The consensus on the playground was that Mrs. Moyer just plain hated kids, and this line of thought was exacerbated by her dual status as a playground aide. Though we didn't see her but once a month in the computer lab, we had to endure her every day on the playground.

While the other teachers sat around calmly in their semicircle on a hill overlooking the playground, Mrs. Moyer, outfitted with a visor on her brow and a referee's whistle around her neck, would gleefully blast her whistle at any infraction, real or imagined, from both good kids and bad kids alike. And the supposedly guilty party would have to sit out part of recess.

We grumbled about her nearly every day. To say that she was our nemesis was a gross understatement.

Tuesday, March 7, 2017

The Ramdiculous Feud: A Tale of Miscommunication, Drama, and Yellow Journalism at Angelo State University

Note: The following tale has been reconstructed from the newspapers, letters, and personal journal entries surrounding these events. Beyond that, this is how I remember it.

“Competition makes people better by pushing them to keep up with someone else. Get over the junior high jealous friend thing and man up, don’t just cry and moan because you have to actually be good now. Actually BE good.
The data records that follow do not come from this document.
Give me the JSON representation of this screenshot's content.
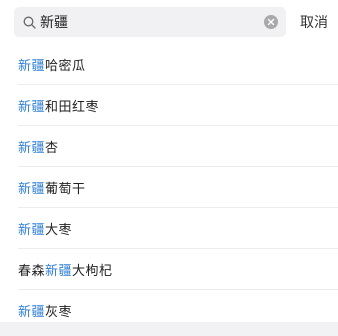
{
  "search": {
    "value": "新疆",
    "placeholder": ""
  },
  "cancel_label": "取消",
  "highlight_color": "#2f7fd6",
  "suggestions": [
    {
      "prefix": "",
      "highlight": "新疆",
      "suffix": "哈密瓜"
    },
    {
      "prefix": "",
      "highlight": "新疆",
      "suffix": "和田红枣"
    },
    {
      "prefix": "",
      "highlight": "新疆",
      "suffix": "杏"
    },
    {
      "prefix": "",
      "highlight": "新疆",
      "suffix": "葡萄干"
    },
    {
      "prefix": "",
      "highlight": "新疆",
      "suffix": "大枣"
    },
    {
      "prefix": "春森",
      "highlight": "新疆",
      "suffix": "大枸杞"
    },
    {
      "prefix": "",
      "highlight": "新疆",
      "suffix": "灰枣"
    }
  ]
}
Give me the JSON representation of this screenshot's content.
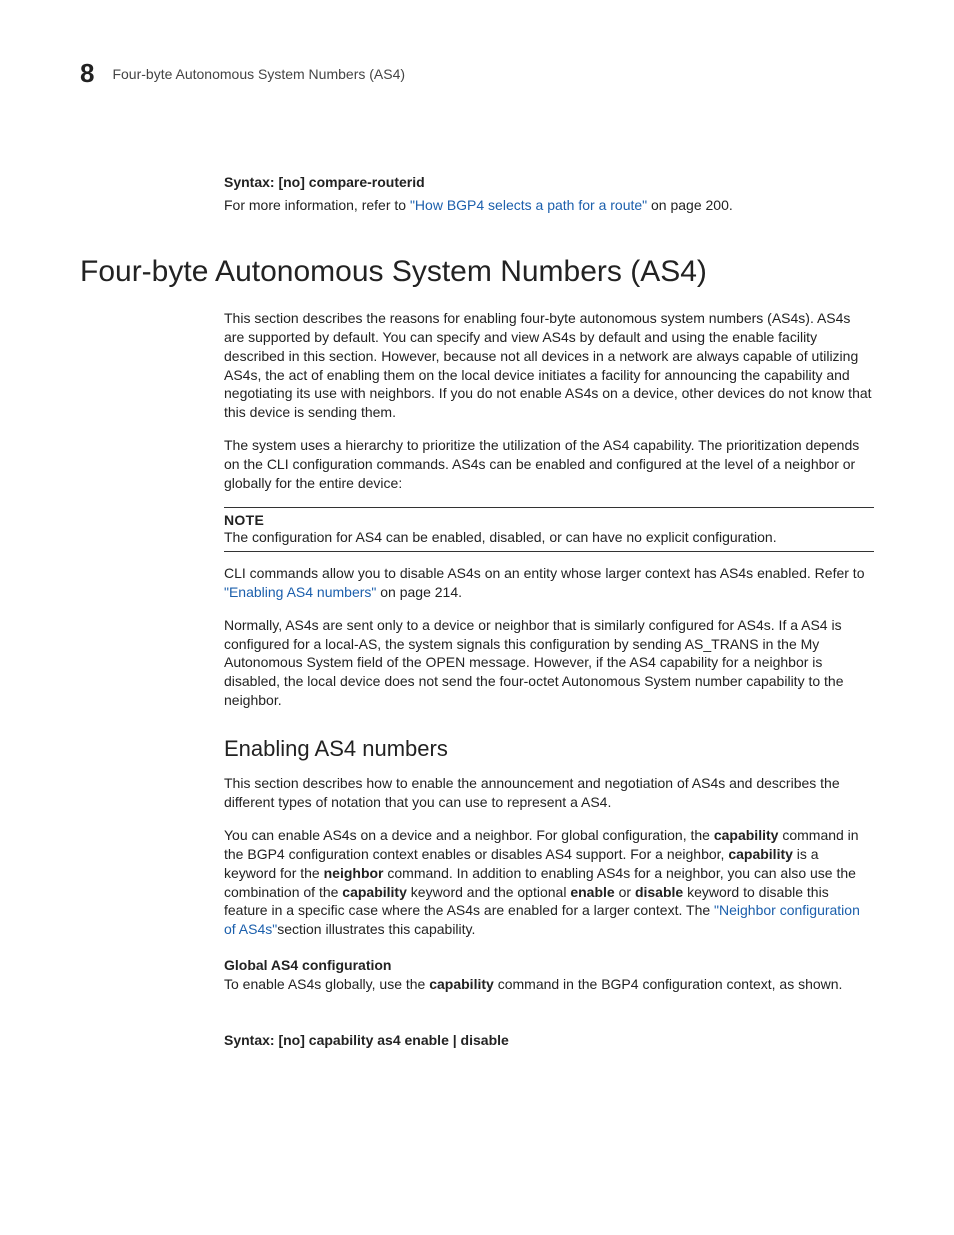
{
  "header": {
    "chapter_number": "8",
    "running_head": "Four-byte Autonomous System Numbers (AS4)"
  },
  "syntax_top": {
    "label": "Syntax:",
    "text": "[no] compare-routerid"
  },
  "para_ref": {
    "pre": "For more information, refer to ",
    "link": "\"How BGP4 selects a path for a route\"",
    "post": " on page 200."
  },
  "section1": {
    "title": "Four-byte Autonomous System Numbers (AS4)",
    "p1": "This section describes the reasons for enabling four-byte autonomous system numbers (AS4s). AS4s are supported by default. You can specify and view AS4s by default and using the enable facility described in this section. However, because not all devices in a network are always capable of utilizing AS4s, the act of enabling them on the local device initiates a facility for announcing the capability and negotiating its use with neighbors. If you do not enable AS4s on a device, other devices do not know that this device is sending them.",
    "p2": "The system uses a hierarchy to prioritize the utilization of the AS4 capability. The prioritization depends on the CLI configuration commands. AS4s can be enabled and configured at the level of a neighbor or globally for the entire device:",
    "note_label": "NOTE",
    "note_text": "The configuration for AS4 can be enabled, disabled, or can have no explicit configuration.",
    "p3_pre": "CLI commands allow you to disable AS4s on an entity whose larger context has AS4s enabled. Refer to ",
    "p3_link": "\"Enabling AS4 numbers\"",
    "p3_post": " on page 214.",
    "p4": "Normally, AS4s are sent only to a device or neighbor that is similarly configured for AS4s. If a AS4 is configured for a local-AS, the system signals this configuration by sending AS_TRANS in the My Autonomous System field of the OPEN message. However, if the AS4 capability for a neighbor is disabled, the local device does not send the four-octet Autonomous System number capability to the neighbor."
  },
  "section2": {
    "title": "Enabling AS4 numbers",
    "p1": "This section describes how to enable the announcement and negotiation of AS4s and describes the different types of notation that you can use to represent a AS4.",
    "p2_seg1": "You can enable AS4s on a device and a neighbor. For global configuration, the ",
    "p2_b1": "capability",
    "p2_seg2": " command in the BGP4 configuration context enables or disables AS4 support. For a neighbor, ",
    "p2_b2": "capability",
    "p2_seg3": " is a keyword for the ",
    "p2_b3": "neighbor",
    "p2_seg4": " command. In addition to enabling AS4s for a neighbor, you can also use the combination of the ",
    "p2_b4": "capability",
    "p2_seg5": " keyword and the optional ",
    "p2_b5": "enable",
    "p2_seg6": " or ",
    "p2_b6": "disable",
    "p2_seg7": " keyword to disable this feature in a specific case where the AS4s are enabled for a larger context. The ",
    "p2_link": "\"Neighbor configuration of AS4s\"",
    "p2_seg8": "section illustrates this capability.",
    "h_global": "Global AS4 configuration",
    "p3_seg1": "To enable AS4s globally, use the ",
    "p3_b1": "capability",
    "p3_seg2": " command in the BGP4 configuration context, as shown.",
    "syntax_label": "Syntax:",
    "syntax_text": "[no] capability as4 enable | disable"
  }
}
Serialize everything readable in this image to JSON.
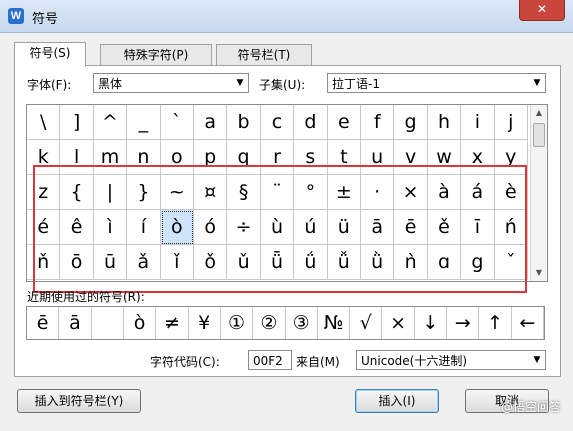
{
  "window": {
    "title": "符号",
    "app_icon": "W",
    "close_label": "✕"
  },
  "tabs": [
    {
      "label": "符号(S)"
    },
    {
      "label": "特殊字符(P)"
    },
    {
      "label": "符号栏(T)"
    }
  ],
  "font": {
    "label": "字体(F):",
    "value": "黑体"
  },
  "subset": {
    "label": "子集(U):",
    "value": "拉丁语-1"
  },
  "symbol_rows": [
    [
      "\\",
      "]",
      "^",
      "_",
      "`",
      "a",
      "b",
      "c",
      "d",
      "e",
      "f",
      "g",
      "h",
      "i",
      "j"
    ],
    [
      "k",
      "l",
      "m",
      "n",
      "o",
      "p",
      "q",
      "r",
      "s",
      "t",
      "u",
      "v",
      "w",
      "x",
      "y"
    ],
    [
      "z",
      "{",
      "|",
      "}",
      "~",
      "¤",
      "§",
      "¨",
      "°",
      "±",
      "·",
      "×",
      "à",
      "á",
      "è"
    ],
    [
      "é",
      "ê",
      "ì",
      "í",
      "ò",
      "ó",
      "÷",
      "ù",
      "ú",
      "ü",
      "ā",
      "ē",
      "ě",
      "ī",
      "ń"
    ],
    [
      "ň",
      "ō",
      "ū",
      "ǎ",
      "ǐ",
      "ǒ",
      "ǔ",
      "ǖ",
      "ǘ",
      "ǚ",
      "ǜ",
      "ǹ",
      "ɑ",
      "g",
      "ˇ"
    ]
  ],
  "recent": {
    "label": "近期使用过的符号(R):",
    "symbols": [
      "ē",
      "ā",
      "",
      "ò",
      "≠",
      "¥",
      "①",
      "②",
      "③",
      "№",
      "√",
      "×",
      "↓",
      "→",
      "↑",
      "←"
    ]
  },
  "char_code": {
    "label": "字符代码(C):",
    "value": "00F2",
    "from_label": "来自(M)",
    "from_value": "Unicode(十六进制)"
  },
  "buttons": {
    "insert_to_bar": "插入到符号栏(Y)",
    "insert": "插入(I)",
    "cancel": "取消"
  },
  "watermark": "@悟空问答",
  "colors": {
    "highlight_border": "#d9363e",
    "selected_cell": "#cfe3fb"
  }
}
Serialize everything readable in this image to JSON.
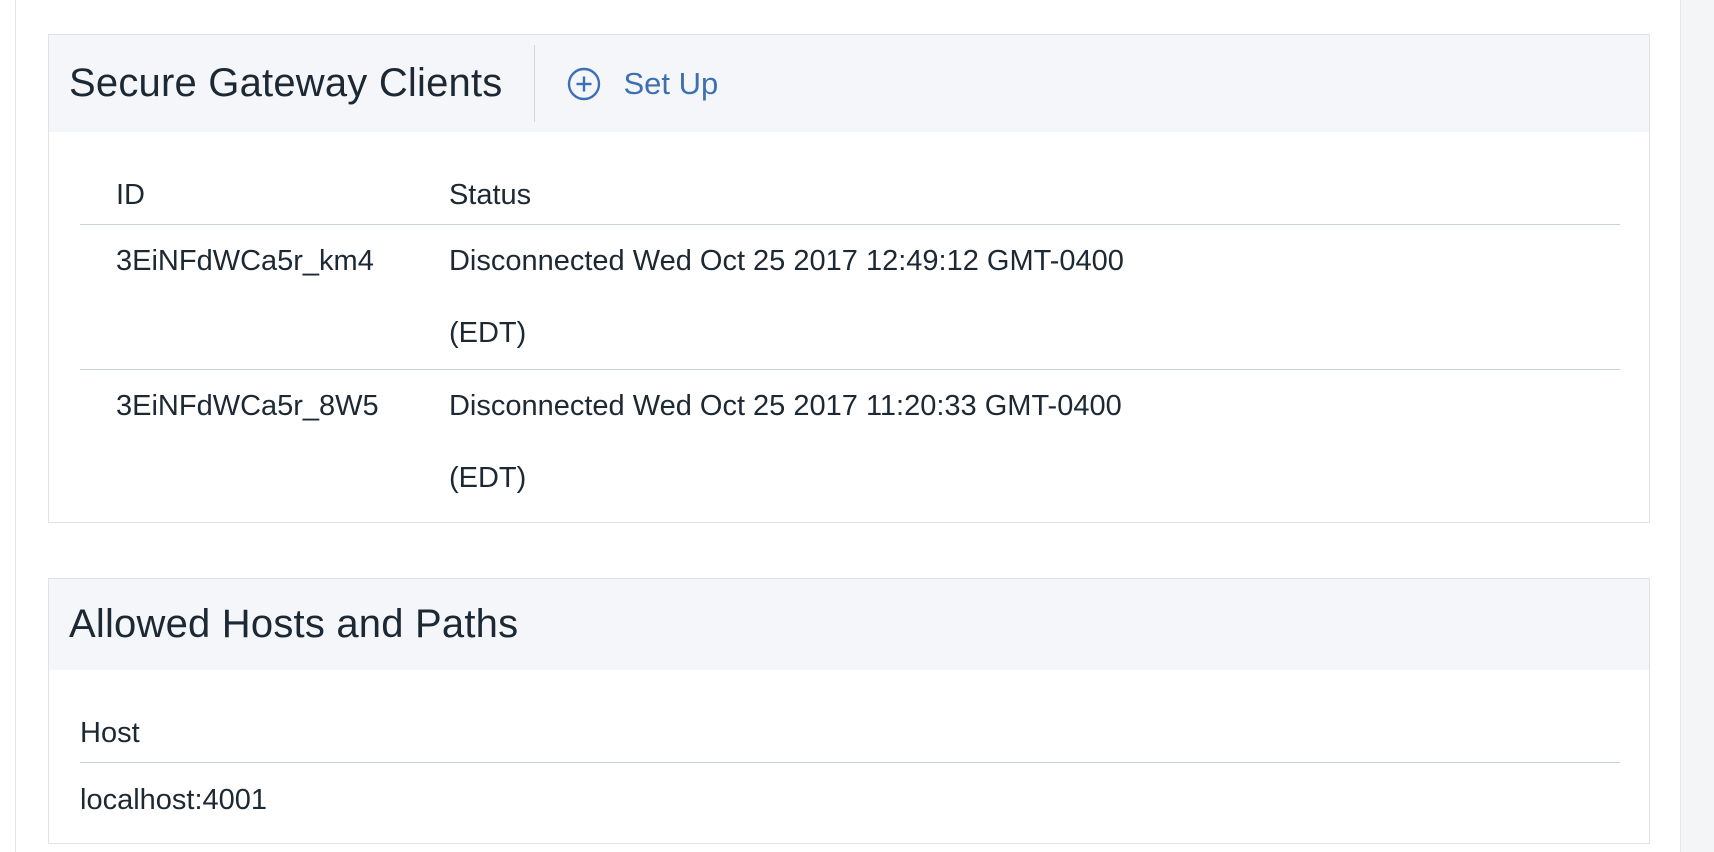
{
  "secure_gateway_clients": {
    "title": "Secure Gateway Clients",
    "setup_button": {
      "icon": "plus-circle-icon",
      "label": "Set Up"
    },
    "columns": [
      "ID",
      "Status"
    ],
    "rows": [
      {
        "id": "3EiNFdWCa5r_km4",
        "status_line1": "Disconnected Wed Oct 25 2017 12:49:12 GMT-0400",
        "status_line2": "(EDT)"
      },
      {
        "id": "3EiNFdWCa5r_8W5",
        "status_line1": "Disconnected Wed Oct 25 2017 11:20:33 GMT-0400",
        "status_line2": "(EDT)"
      }
    ]
  },
  "allowed_hosts": {
    "title": "Allowed Hosts and Paths",
    "columns": [
      "Host"
    ],
    "rows": [
      {
        "host": "localhost:4001"
      }
    ]
  },
  "colors": {
    "accent": "#3d70b2",
    "header_background": "#f4f6f9",
    "text": "#1c2833",
    "border": "#dfe3e8"
  }
}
Spark that creativity and be original and entertaining; your peers and your competition will respect you more for it, and you won’t have to cry yourself to sleep at night anymore.”

–“Samuel Clemens,”
Ramdiculous Page, March 9, 2007
One evening about a month ago, during a Facebook chat with my friend Keith as we discussed his upcoming wedding, I came to a startling realization about an upcoming anniversary.

“Dude,” I typed. “March 7. Ten years since they fired me. A decade.”

“Damn,” said Keith.

I leaned back and whistled as I thought about it. It didn’t seem that long ago, but so much had happened in those ten years.

“That was one of the most important events of my life, to be honest,” I wrote.

“Why’s that?” he responded.

I paused, thinking about everything that had happened before and since March 7, 2007.